THE PRIME AMBASSADOR OF FRENCH CHOCOLATE
For the first time in history, Robert Linxe also made French chocolate the standard of excellence beyond the country’s borders, as he tirelessly promoted his unique savoir-faire around the world. He was the very first to criss-cross the globe to initiate people into the subtleties of exceptional taste. The international renown of French-made chocolate is the result of his efforts. Year after year, he was its best ambassador, travelling to the most remote locations to explain the secrets of a ganache or a praliné. All those who had the chance to be initiated by him into the fine art of chocolate recall the experience with great emotion.
One of the first episodes in his international adventure was the opening in 1990 of the first Maison du Chocolat on 73rd Street in New York. After each opening in a new country, the renown of French chocolate grew with culturally decisive impact. Tokyo, London and Hong Kong in turn welcomed their own Maison du Chocolat at prestigious addresses.

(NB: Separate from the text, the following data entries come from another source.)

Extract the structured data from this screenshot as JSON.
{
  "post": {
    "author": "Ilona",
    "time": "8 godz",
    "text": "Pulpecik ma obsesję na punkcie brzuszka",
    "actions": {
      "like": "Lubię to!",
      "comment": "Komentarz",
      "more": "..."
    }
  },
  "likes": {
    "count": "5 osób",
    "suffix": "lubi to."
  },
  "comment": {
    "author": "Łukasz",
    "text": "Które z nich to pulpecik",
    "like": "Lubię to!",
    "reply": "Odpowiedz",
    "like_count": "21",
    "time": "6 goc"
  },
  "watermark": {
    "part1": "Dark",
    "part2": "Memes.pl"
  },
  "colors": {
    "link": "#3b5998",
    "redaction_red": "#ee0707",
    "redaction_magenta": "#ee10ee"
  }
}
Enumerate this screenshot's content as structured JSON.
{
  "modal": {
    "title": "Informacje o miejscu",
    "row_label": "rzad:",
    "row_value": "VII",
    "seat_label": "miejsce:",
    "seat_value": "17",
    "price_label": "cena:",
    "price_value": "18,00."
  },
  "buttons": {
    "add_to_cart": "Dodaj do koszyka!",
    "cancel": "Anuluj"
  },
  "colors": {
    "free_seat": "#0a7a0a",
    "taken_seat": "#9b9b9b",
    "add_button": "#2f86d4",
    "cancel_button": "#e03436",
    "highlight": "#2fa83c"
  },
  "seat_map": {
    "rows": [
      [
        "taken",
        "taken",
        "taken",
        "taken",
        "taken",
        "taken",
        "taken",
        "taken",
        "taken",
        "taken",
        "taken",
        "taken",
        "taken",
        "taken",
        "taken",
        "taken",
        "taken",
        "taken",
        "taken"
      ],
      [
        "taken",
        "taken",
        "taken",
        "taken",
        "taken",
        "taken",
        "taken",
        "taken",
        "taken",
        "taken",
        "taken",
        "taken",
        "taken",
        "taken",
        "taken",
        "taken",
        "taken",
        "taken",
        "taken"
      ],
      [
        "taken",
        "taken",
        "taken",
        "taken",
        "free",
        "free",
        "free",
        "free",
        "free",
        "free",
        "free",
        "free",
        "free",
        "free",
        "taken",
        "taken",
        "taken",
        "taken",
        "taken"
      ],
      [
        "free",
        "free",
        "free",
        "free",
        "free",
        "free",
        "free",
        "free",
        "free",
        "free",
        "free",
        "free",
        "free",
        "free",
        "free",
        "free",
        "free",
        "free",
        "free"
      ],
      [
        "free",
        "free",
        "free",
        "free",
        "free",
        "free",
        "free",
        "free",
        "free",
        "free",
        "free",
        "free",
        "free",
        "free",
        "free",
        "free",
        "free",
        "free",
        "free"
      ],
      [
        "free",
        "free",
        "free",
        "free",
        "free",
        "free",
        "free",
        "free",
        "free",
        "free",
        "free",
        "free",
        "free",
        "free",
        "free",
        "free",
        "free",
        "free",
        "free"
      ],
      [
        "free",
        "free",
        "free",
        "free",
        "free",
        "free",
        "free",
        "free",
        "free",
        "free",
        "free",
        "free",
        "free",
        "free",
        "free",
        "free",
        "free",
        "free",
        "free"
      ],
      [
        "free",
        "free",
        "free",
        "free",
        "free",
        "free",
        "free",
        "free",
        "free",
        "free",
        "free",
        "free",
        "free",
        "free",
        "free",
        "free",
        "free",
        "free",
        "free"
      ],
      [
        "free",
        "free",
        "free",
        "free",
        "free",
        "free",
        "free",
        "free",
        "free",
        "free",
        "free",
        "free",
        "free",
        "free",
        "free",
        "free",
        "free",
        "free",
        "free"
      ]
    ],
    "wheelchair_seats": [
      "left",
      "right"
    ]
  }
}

DISTINGUISHING GOOD FROM EXCELLENT AND EXCELLENT FROM EXCEPTIONAL
Robert Linxe was an initiator and pioneer of new territories, and his chocolates immediately received an enthusiastic welcome. Considered a precursor, La Maison du Chocolat was the first French brand to open boutiques in leading world capitals. The Maison also had a lasting influence on several generations of local apprentices, who eagerly made the trip to Paris to learn first-hand from Robert Linxe in the basement workshop of the Faubourg Saint-Honoré boutique.
Crowned with success, La Maison du Chocolat was invited in 2000 to join the Comité Colbert, becoming part of an elite circle of luxury houses that champion French art de vivre across the globe. La Maison du Chocolat thus asserts the exceptional essence of French creativity around the world alongside the most prestigious names in haute couture, jewellery, perfume, and wines and spirits, all flagships of French heritage and savoir-faire. Robert Linxe elevated his vision of chocolate to the status of an essential value for France.
THE 10 COMMANDMENTS
The colour of a good The colour of a good chocolate
A very good chocolate should not be
too dark or too dull.
The ideal temperature for tasting
chocolate is between 18 and 20°C
(64 - 68°F).
A good chocolate should have a very
thin coating; this coating should not be
crunchy but should melt in the mouth.
The best way to taste chocolate
is to savour it in small pieces.
Chocolate should never be sharp or pungent.
The flavour of the chocolate should
never conceal the intensity of the
cocoa, which is important to achieve
The taste of a chocolate should linger
on the palate.
All the ingredients and especially
the chocolate couverture must be
of premium quality.
A good chocolate is defined by
the quality of the chocolate used
and not the cocoa percentage.